Exercise prompt:
Pick out each line of the records in which the word "heading" appears.

Input data:
╔══
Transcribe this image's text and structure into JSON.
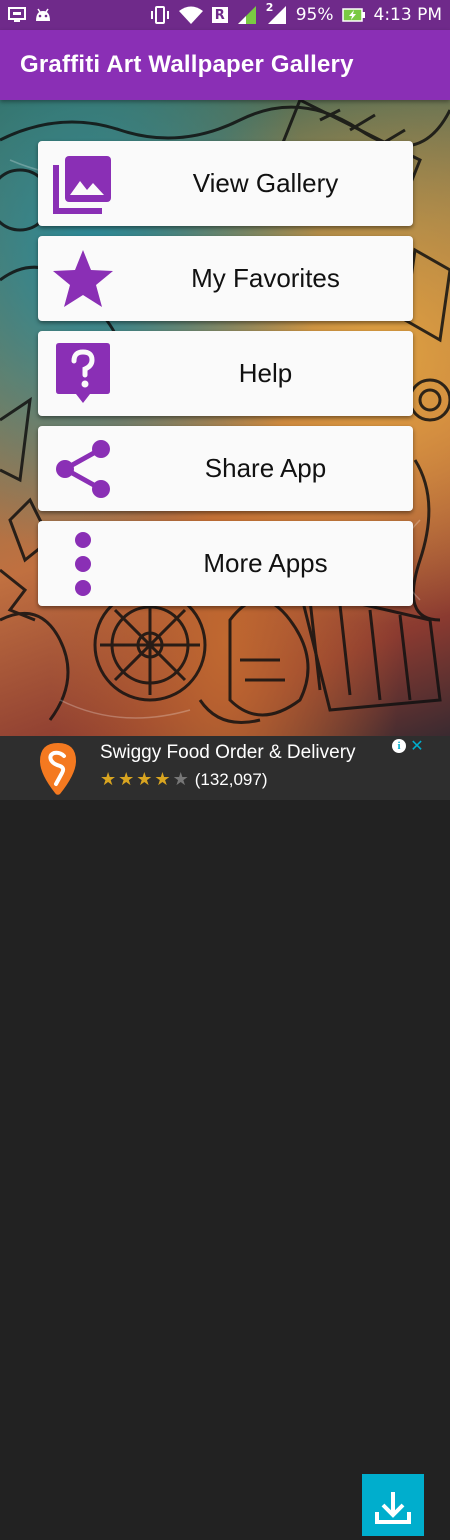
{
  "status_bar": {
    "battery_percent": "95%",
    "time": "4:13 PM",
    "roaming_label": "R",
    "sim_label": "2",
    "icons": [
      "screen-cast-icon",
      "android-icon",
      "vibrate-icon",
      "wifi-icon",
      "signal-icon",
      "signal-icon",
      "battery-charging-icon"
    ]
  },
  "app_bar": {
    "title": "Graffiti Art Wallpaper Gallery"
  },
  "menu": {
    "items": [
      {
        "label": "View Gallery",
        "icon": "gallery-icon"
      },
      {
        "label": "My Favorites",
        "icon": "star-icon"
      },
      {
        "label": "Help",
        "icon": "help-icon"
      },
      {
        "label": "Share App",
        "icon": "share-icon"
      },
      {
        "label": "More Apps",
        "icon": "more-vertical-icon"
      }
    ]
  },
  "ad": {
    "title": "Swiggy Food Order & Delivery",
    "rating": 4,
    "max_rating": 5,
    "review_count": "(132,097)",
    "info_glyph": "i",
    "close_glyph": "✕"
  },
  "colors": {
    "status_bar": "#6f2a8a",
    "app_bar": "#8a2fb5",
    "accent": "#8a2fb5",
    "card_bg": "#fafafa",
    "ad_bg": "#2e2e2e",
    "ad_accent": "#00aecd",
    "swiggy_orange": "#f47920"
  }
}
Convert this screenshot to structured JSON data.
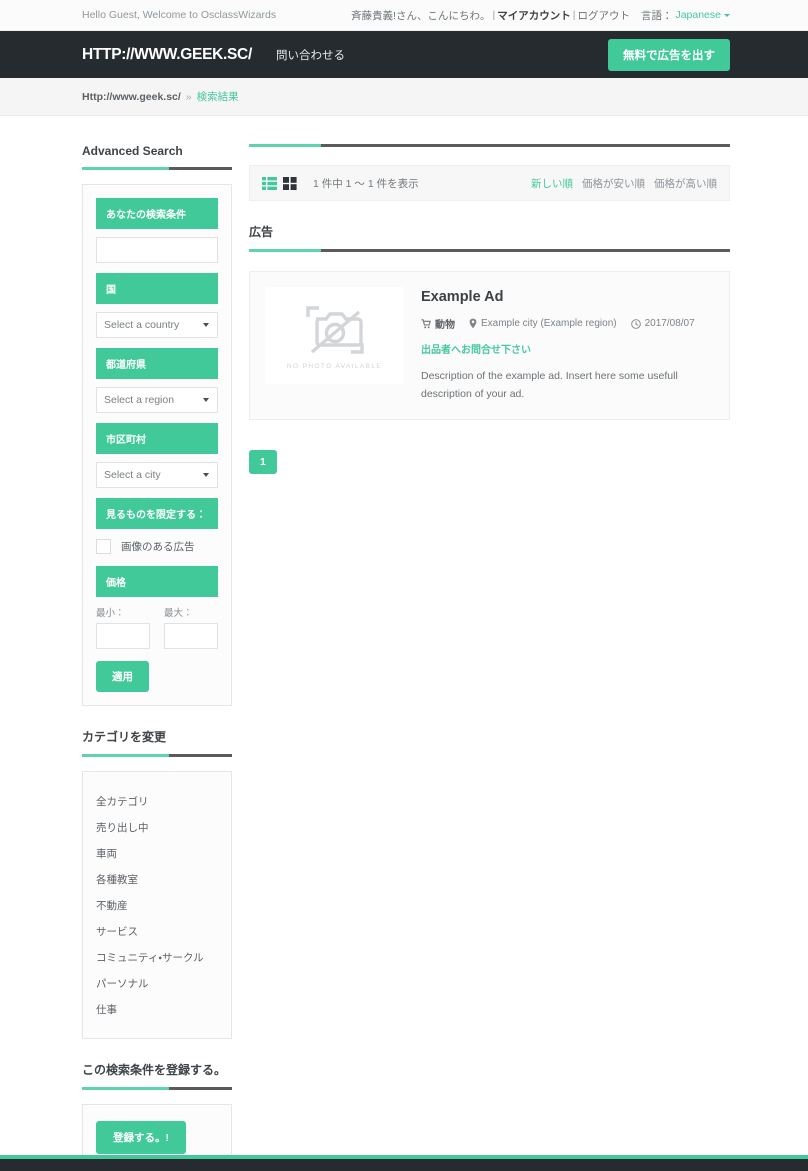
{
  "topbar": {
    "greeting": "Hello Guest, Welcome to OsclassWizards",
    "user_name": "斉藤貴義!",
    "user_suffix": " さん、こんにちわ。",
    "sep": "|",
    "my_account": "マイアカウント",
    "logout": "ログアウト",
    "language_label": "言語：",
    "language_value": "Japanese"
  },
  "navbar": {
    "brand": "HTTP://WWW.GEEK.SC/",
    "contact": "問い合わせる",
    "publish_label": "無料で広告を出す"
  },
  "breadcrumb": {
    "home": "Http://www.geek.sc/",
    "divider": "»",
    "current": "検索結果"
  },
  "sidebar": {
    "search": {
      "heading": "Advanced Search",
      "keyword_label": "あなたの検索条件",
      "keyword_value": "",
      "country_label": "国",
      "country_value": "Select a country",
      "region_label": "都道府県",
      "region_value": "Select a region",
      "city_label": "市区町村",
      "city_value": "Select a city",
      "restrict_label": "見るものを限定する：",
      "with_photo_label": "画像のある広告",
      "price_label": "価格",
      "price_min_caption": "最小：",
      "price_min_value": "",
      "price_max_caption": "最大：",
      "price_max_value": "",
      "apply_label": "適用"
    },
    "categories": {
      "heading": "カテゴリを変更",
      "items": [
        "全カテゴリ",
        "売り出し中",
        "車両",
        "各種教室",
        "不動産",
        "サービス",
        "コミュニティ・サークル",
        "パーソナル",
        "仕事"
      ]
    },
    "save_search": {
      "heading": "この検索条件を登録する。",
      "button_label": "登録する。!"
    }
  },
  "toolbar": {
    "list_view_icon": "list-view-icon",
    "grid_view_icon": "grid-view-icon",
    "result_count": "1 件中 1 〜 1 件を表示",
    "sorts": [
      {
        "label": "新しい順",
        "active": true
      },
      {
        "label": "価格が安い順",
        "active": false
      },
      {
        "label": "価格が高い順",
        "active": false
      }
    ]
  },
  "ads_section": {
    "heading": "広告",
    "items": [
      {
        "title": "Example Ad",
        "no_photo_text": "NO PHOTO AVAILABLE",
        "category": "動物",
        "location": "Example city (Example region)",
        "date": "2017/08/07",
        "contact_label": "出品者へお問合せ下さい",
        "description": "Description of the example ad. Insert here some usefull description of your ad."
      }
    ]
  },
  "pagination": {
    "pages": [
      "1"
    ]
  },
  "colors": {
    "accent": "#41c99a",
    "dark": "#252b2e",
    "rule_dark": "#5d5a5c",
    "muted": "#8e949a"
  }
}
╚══
Response to this exercise:
      "heading": "Advanced Search",
      "heading": "カテゴリを変更",
      "heading": "この検索条件を登録する。",
    "heading": "広告",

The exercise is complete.